The boats were run aground to help prevent the river banks eroding
A campaign has begun to save an historic collection of abandoned boats on the banks of the River Severn.
In the early 1900s, more than 80 vessels were beached to stop the banks being eroded by the tides.
But the wrecks are being vandalised or stripped by scavengers wanting firewood or unusual house ornaments.
Gloucestershire maritime archaeologist Paul Barnett is gathering a petition to save what he feels is an important part of maritime history.
"What you have here is the largest collection of this type of craft anywhere in the United Kingdom," he said.
"That alone stands alone head and shoulders above any other reason.
"But if you can also consider the fact this is actually a time capsule, a capsule which represents the maritime communities within Gloucestershire, that's why it's unique, that's why we need to preserve it."
The boats, which include schooners, lighters, barges and Severn trows, were run aground by their owners between Purton and Sharpness up until the early 60s.
The idea was to protect the Gloucester to Sharpness canal - which runs parallel to the Severn - from running dry with the erosion of the river banks.

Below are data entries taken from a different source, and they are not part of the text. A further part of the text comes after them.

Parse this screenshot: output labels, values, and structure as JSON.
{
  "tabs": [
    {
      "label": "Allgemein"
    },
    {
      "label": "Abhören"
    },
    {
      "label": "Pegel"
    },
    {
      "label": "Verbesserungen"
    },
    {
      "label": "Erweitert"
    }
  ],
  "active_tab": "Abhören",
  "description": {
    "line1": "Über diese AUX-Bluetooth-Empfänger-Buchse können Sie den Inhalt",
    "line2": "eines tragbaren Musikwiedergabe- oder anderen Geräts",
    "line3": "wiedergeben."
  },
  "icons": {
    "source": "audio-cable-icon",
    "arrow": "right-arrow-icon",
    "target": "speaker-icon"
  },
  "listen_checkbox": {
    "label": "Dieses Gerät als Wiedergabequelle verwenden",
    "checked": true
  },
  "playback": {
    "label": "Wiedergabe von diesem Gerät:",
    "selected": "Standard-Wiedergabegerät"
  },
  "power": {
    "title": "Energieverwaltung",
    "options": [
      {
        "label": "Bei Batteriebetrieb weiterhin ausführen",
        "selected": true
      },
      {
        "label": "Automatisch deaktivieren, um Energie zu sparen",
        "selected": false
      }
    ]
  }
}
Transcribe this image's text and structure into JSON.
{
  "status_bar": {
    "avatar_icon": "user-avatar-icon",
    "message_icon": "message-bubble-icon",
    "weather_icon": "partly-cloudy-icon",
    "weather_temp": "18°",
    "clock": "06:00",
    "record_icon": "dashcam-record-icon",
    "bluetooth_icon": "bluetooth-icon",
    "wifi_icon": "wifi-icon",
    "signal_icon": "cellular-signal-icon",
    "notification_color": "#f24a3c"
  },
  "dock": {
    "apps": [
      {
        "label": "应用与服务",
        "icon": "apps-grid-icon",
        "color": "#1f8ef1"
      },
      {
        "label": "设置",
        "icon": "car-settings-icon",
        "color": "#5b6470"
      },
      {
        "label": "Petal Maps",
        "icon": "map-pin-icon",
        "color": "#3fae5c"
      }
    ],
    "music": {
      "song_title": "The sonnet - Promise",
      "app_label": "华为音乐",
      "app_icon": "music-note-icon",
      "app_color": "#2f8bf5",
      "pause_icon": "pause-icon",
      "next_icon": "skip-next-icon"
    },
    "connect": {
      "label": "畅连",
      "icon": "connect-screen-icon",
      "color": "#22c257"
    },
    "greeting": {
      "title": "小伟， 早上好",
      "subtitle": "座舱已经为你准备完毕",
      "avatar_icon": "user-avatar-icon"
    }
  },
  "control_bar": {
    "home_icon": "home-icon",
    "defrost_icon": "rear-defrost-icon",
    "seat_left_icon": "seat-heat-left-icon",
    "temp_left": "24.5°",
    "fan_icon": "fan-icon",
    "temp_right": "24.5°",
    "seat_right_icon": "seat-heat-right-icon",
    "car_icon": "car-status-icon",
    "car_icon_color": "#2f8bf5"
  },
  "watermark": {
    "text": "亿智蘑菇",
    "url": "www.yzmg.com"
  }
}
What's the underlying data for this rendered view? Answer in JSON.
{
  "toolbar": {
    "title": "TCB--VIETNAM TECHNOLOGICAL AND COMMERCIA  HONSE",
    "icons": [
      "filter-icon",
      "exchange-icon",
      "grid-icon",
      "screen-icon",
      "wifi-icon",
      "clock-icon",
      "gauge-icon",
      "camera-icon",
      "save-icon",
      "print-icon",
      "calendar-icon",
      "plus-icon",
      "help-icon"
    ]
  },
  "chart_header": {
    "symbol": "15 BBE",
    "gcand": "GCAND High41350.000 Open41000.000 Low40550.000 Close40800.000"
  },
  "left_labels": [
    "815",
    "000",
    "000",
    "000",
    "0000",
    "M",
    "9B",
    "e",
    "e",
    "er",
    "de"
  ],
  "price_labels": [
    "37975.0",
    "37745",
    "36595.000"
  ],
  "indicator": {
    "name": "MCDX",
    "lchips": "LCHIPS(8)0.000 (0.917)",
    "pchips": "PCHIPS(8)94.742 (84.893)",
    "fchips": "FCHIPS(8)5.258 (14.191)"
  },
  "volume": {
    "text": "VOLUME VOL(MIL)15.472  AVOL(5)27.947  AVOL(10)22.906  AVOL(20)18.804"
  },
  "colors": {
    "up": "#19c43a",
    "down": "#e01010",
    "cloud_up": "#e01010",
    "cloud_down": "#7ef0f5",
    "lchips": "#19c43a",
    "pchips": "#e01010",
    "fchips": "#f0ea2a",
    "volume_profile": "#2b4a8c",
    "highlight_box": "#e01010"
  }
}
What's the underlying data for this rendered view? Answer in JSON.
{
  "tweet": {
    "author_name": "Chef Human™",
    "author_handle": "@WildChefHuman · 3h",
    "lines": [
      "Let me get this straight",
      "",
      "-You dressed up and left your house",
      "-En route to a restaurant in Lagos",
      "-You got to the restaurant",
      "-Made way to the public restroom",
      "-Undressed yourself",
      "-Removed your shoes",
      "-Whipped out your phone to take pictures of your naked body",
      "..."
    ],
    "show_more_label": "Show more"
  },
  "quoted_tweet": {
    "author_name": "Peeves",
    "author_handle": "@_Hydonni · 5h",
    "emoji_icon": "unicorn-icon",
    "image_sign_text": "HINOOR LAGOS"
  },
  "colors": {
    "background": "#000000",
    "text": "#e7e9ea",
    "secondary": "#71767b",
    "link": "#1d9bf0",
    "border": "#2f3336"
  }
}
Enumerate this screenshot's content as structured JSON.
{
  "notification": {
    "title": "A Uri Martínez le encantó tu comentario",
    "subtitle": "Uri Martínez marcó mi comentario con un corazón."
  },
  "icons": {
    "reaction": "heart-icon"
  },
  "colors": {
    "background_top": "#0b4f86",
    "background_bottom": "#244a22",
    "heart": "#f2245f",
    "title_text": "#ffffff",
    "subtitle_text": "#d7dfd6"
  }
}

Mr Barnett will present his petition to the Culture Secretary urging for the site to be protected as a scheduled monument.